▶ **MATERIALS PROVIDED**
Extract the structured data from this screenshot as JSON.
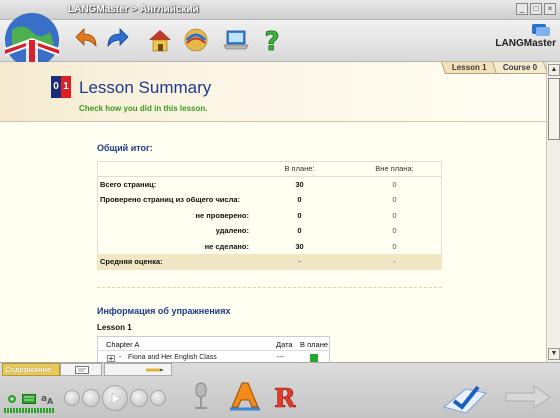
{
  "window": {
    "title": "LANGMaster > Английский",
    "controls": [
      "_",
      "□",
      "×"
    ]
  },
  "toolbar": {
    "buttons": [
      "back-icon",
      "forward-icon",
      "home-icon",
      "course-map-icon",
      "laptop-icon",
      "help-icon"
    ],
    "logo": "LANGMaster"
  },
  "header": {
    "tabs": [
      {
        "label": "Lesson 1",
        "active": true
      },
      {
        "label": "Course 0",
        "active": false
      }
    ],
    "badge": [
      "0",
      "1"
    ],
    "title": "Lesson Summary",
    "subtitle": "Check how you did in this lesson."
  },
  "summary": {
    "heading": "Общий итог:",
    "col_planned": "В плане:",
    "col_unplanned": "Вне плана:",
    "rows": [
      {
        "label": "Всего страниц:",
        "planned": "30",
        "unplanned": "0"
      },
      {
        "label": "Проверено страниц из общего числа:",
        "planned": "0",
        "unplanned": "0"
      },
      {
        "label": "не проверено:",
        "planned": "0",
        "unplanned": "0"
      },
      {
        "label": "удалено:",
        "planned": "0",
        "unplanned": "0"
      },
      {
        "label": "не сделано:",
        "planned": "30",
        "unplanned": "0"
      }
    ],
    "avg": {
      "label": "Средняя оценка:",
      "planned": "-",
      "unplanned": "-"
    }
  },
  "exercises": {
    "heading": "Информация об упражнениях",
    "lesson_label": "Lesson 1",
    "table_head": {
      "chapter": "Chapter A",
      "date": "Дата",
      "planned": "В плане"
    },
    "rows": [
      {
        "marker": "-",
        "title": "Fiona and Her English Class",
        "date": "---"
      }
    ]
  },
  "bottom": {
    "contents_tab": "Содержание"
  },
  "colors": {
    "title_blue": "#1e3a8a",
    "subtitle_green": "#3a9a1a",
    "avg_row": "#f1e7c5"
  }
}
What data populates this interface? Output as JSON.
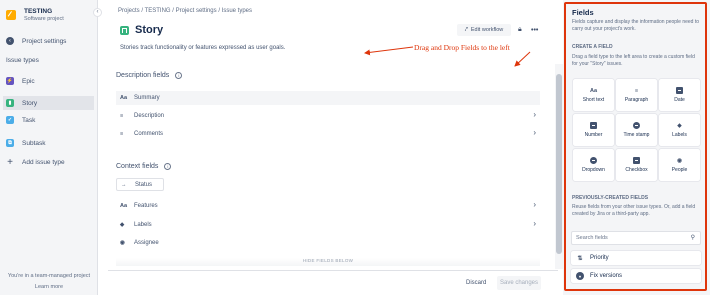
{
  "sidebar": {
    "project_name": "TESTING",
    "project_type": "Software project",
    "project_settings": "Project settings",
    "issue_types_heading": "Issue types",
    "items": [
      {
        "label": "Epic",
        "icon": "epic-icon",
        "color": "#6554c0",
        "glyph": "⚡"
      },
      {
        "label": "Story",
        "icon": "story-icon",
        "color": "#36b37e",
        "glyph": ""
      },
      {
        "label": "Task",
        "icon": "task-icon",
        "color": "#4bade8",
        "glyph": "✓"
      },
      {
        "label": "Subtask",
        "icon": "subtask-icon",
        "color": "#4bade8",
        "glyph": "⧉"
      }
    ],
    "add_issue_type": "Add issue type",
    "footer_line1": "You're in a team-managed project",
    "footer_link": "Learn more"
  },
  "breadcrumb": [
    "Projects",
    "TESTING",
    "Project settings",
    "Issue types"
  ],
  "header": {
    "title": "Story",
    "edit_workflow": "Edit workflow",
    "description": "Stories track functionality or features expressed as user goals."
  },
  "description_fields": {
    "heading": "Description fields",
    "rows": [
      {
        "label": "Summary",
        "glyph": "Aa"
      },
      {
        "label": "Description",
        "glyph": "≡"
      },
      {
        "label": "Comments",
        "glyph": "≡"
      }
    ]
  },
  "context_fields": {
    "heading": "Context fields",
    "status_label": "Status",
    "rows": [
      {
        "label": "Features",
        "glyph": "Aa"
      },
      {
        "label": "Labels",
        "glyph": "◆"
      },
      {
        "label": "Assignee",
        "glyph": "◉"
      }
    ],
    "hide_fields": "HIDE FIELDS BELOW"
  },
  "annotation": {
    "text": "Drag and Drop Fields to the left",
    "color": "#de350b"
  },
  "footer": {
    "discard": "Discard",
    "save": "Save changes"
  },
  "fields_panel": {
    "title": "Fields",
    "description": "Fields capture and display the information people need to carry out your project's work.",
    "create_heading": "CREATE A FIELD",
    "create_description": "Drag a field type to the left area to create a custom field for your \"Story\" issues.",
    "field_types": [
      {
        "label": "Short text",
        "icon": "short-text-icon"
      },
      {
        "label": "Paragraph",
        "icon": "paragraph-icon"
      },
      {
        "label": "Date",
        "icon": "date-icon"
      },
      {
        "label": "Number",
        "icon": "number-icon"
      },
      {
        "label": "Time stamp",
        "icon": "time-stamp-icon"
      },
      {
        "label": "Labels",
        "icon": "labels-icon"
      },
      {
        "label": "Dropdown",
        "icon": "dropdown-icon"
      },
      {
        "label": "Checkbox",
        "icon": "checkbox-icon"
      },
      {
        "label": "People",
        "icon": "people-icon"
      }
    ],
    "previous_heading": "PREVIOUSLY-CREATED FIELDS",
    "previous_description": "Reuse fields from your other issue types. Or, add a field created by Jira or a third-party app.",
    "search_placeholder": "Search fields",
    "previous_fields": [
      {
        "label": "Priority",
        "icon": "priority-icon"
      },
      {
        "label": "Fix versions",
        "icon": "fix-versions-icon"
      }
    ]
  }
}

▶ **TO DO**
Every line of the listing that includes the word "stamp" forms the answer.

▶ **REPLY TO THE EXERCISE**
        "label": "Time stamp",
        "icon": "time-stamp-icon"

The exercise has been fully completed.